## [Exercise details]
The records below are to be restated word for word; their pictures are not.

## [Data under study]
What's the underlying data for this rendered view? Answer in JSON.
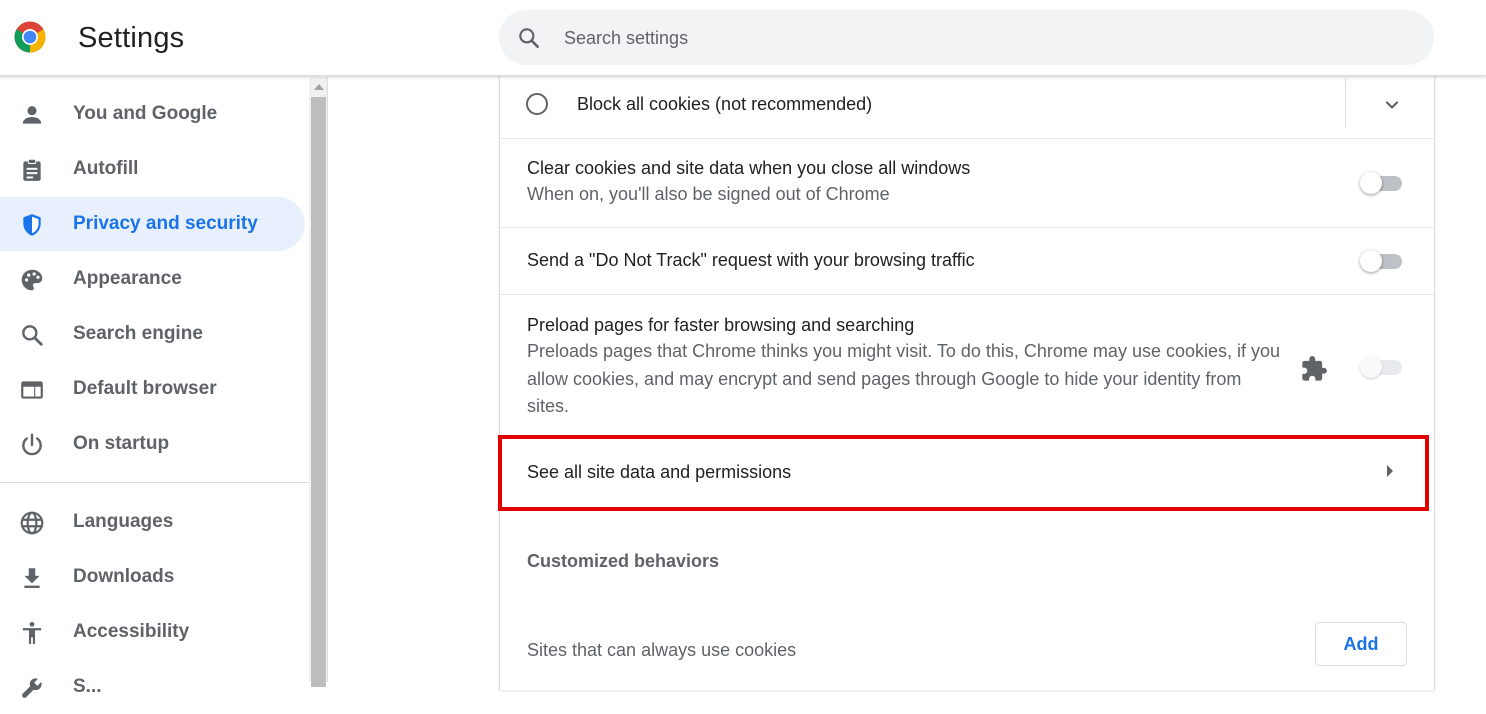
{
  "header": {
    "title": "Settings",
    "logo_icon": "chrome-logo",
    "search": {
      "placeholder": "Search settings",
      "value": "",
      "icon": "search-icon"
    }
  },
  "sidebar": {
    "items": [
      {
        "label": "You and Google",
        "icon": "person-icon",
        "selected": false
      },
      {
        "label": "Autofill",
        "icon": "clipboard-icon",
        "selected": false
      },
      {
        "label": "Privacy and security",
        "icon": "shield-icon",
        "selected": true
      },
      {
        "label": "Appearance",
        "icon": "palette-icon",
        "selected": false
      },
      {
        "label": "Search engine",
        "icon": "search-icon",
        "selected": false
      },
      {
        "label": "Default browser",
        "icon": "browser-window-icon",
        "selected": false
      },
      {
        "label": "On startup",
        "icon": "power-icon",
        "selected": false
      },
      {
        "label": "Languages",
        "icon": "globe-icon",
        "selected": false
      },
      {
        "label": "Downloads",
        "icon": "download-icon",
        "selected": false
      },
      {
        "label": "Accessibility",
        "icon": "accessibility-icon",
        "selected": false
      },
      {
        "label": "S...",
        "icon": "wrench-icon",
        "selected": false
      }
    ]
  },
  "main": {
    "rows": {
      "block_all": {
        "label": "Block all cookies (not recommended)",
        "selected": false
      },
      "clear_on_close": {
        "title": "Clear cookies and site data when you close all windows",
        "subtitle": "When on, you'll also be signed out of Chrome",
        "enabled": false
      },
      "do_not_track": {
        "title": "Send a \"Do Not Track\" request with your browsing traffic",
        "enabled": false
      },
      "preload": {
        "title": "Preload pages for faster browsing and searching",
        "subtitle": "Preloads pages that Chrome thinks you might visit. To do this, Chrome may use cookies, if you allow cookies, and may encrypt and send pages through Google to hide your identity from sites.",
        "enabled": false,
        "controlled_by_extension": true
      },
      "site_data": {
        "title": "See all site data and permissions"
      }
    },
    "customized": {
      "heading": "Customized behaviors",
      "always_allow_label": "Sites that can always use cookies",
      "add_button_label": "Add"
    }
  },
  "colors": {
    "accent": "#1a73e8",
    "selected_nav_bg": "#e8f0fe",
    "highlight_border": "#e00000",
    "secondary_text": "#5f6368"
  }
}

## [Answer]
What's the underlying data for this rendered view? Answer in JSON.
{
  "header": {
    "title": "Settings",
    "logo_icon": "chrome-logo",
    "search": {
      "placeholder": "Search settings",
      "value": "",
      "icon": "search-icon"
    }
  },
  "sidebar": {
    "items": [
      {
        "label": "You and Google",
        "icon": "person-icon",
        "selected": false
      },
      {
        "label": "Autofill",
        "icon": "clipboard-icon",
        "selected": false
      },
      {
        "label": "Privacy and security",
        "icon": "shield-icon",
        "selected": true
      },
      {
        "label": "Appearance",
        "icon": "palette-icon",
        "selected": false
      },
      {
        "label": "Search engine",
        "icon": "search-icon",
        "selected": false
      },
      {
        "label": "Default browser",
        "icon": "browser-window-icon",
        "selected": false
      },
      {
        "label": "On startup",
        "icon": "power-icon",
        "selected": false
      },
      {
        "label": "Languages",
        "icon": "globe-icon",
        "selected": false
      },
      {
        "label": "Downloads",
        "icon": "download-icon",
        "selected": false
      },
      {
        "label": "Accessibility",
        "icon": "accessibility-icon",
        "selected": false
      },
      {
        "label": "S...",
        "icon": "wrench-icon",
        "selected": false
      }
    ]
  },
  "main": {
    "rows": {
      "block_all": {
        "label": "Block all cookies (not recommended)",
        "selected": false
      },
      "clear_on_close": {
        "title": "Clear cookies and site data when you close all windows",
        "subtitle": "When on, you'll also be signed out of Chrome",
        "enabled": false
      },
      "do_not_track": {
        "title": "Send a \"Do Not Track\" request with your browsing traffic",
        "enabled": false
      },
      "preload": {
        "title": "Preload pages for faster browsing and searching",
        "subtitle": "Preloads pages that Chrome thinks you might visit. To do this, Chrome may use cookies, if you allow cookies, and may encrypt and send pages through Google to hide your identity from sites.",
        "enabled": false,
        "controlled_by_extension": true
      },
      "site_data": {
        "title": "See all site data and permissions"
      }
    },
    "customized": {
      "heading": "Customized behaviors",
      "always_allow_label": "Sites that can always use cookies",
      "add_button_label": "Add"
    }
  },
  "colors": {
    "accent": "#1a73e8",
    "selected_nav_bg": "#e8f0fe",
    "highlight_border": "#e00000",
    "secondary_text": "#5f6368"
  }
}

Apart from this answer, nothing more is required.